EXERCISE: Looking at the material below, count the lines that contain "title" and answer with the count only.

SOURCE DATA:
*** Block opens ***

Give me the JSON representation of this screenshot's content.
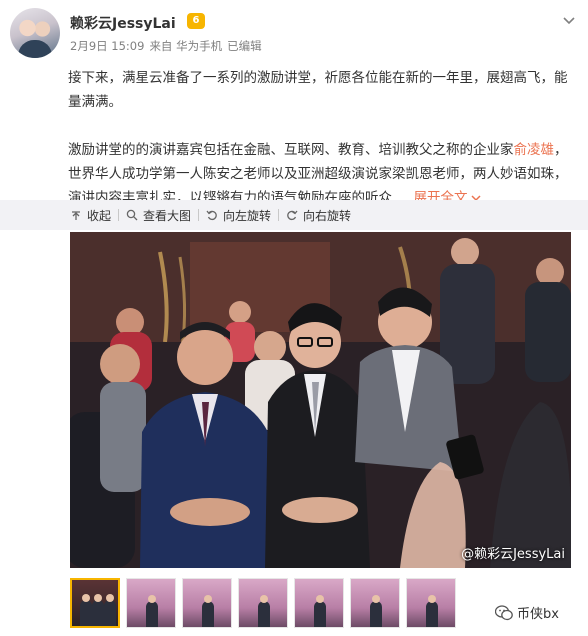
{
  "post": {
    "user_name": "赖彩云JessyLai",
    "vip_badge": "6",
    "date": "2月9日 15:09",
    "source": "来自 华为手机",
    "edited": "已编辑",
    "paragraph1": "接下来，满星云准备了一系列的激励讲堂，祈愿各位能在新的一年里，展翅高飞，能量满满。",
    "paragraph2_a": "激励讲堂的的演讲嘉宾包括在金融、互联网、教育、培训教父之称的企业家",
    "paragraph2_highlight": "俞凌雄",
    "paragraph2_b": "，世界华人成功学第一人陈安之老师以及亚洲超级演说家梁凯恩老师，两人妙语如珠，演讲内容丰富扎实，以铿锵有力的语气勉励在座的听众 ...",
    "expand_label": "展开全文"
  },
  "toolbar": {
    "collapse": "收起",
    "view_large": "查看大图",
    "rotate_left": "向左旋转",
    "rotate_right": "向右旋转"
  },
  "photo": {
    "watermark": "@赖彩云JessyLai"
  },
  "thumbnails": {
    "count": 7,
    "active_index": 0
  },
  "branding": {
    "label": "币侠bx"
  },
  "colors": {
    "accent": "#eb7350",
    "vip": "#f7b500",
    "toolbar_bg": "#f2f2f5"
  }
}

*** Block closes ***
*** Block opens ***

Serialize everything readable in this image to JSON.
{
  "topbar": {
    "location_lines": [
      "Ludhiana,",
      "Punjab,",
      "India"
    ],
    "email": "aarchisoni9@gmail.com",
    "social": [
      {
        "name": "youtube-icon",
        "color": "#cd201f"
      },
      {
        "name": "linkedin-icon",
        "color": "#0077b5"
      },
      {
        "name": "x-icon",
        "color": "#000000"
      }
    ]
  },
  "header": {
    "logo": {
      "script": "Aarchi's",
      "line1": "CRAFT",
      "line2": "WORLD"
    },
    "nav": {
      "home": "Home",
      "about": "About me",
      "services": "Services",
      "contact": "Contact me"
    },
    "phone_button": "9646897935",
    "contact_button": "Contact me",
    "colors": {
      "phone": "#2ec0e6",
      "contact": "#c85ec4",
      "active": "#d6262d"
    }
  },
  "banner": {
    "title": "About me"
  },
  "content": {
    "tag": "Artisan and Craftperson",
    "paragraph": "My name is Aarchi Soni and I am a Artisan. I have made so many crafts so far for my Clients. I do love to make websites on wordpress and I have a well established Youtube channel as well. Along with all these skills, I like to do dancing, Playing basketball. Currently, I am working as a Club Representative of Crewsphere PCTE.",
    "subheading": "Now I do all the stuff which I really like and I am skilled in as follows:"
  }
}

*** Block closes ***
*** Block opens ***

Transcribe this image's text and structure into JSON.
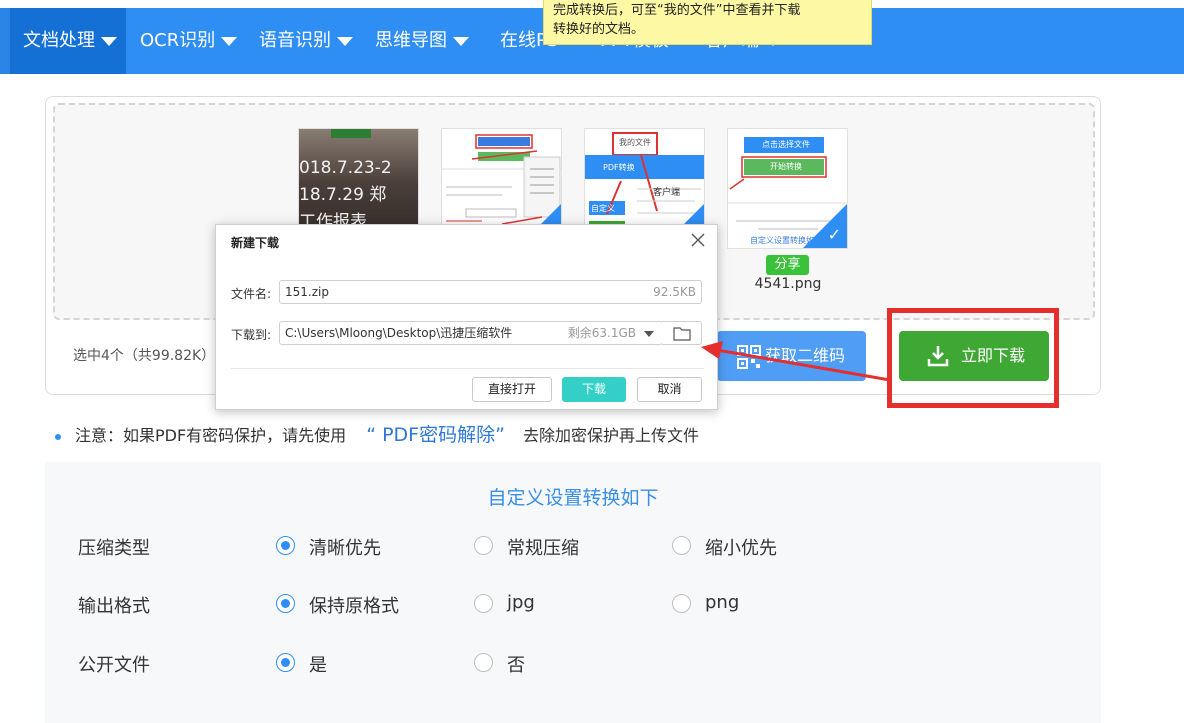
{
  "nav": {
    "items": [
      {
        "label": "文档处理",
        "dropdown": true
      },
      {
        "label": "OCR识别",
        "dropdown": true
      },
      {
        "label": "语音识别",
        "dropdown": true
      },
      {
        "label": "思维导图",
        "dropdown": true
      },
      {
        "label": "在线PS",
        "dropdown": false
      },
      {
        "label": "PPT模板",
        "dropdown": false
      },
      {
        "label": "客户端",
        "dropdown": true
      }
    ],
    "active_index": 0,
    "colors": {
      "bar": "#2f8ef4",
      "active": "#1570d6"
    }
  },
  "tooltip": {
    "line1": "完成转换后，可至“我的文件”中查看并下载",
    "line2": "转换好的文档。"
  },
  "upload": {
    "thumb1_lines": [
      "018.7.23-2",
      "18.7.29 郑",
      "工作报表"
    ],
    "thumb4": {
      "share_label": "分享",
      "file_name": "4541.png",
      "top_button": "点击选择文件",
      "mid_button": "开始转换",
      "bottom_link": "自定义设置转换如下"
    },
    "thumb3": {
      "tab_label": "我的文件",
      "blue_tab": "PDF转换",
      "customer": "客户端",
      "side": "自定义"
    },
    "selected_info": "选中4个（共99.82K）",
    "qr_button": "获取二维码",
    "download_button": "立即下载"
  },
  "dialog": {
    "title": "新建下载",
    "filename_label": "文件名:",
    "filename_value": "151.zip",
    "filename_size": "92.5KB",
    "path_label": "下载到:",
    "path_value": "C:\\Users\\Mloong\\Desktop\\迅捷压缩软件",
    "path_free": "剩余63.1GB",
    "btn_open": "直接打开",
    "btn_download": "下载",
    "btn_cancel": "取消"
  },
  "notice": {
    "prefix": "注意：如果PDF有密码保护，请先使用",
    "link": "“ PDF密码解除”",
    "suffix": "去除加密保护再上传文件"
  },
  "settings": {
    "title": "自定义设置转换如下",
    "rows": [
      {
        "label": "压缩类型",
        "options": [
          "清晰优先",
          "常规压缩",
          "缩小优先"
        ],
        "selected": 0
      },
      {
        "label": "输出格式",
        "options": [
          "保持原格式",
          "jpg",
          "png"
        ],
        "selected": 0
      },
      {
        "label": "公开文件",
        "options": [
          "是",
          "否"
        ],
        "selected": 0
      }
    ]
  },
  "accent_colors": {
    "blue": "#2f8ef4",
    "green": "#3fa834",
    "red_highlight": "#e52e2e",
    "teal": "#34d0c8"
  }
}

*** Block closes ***

REPLY: 3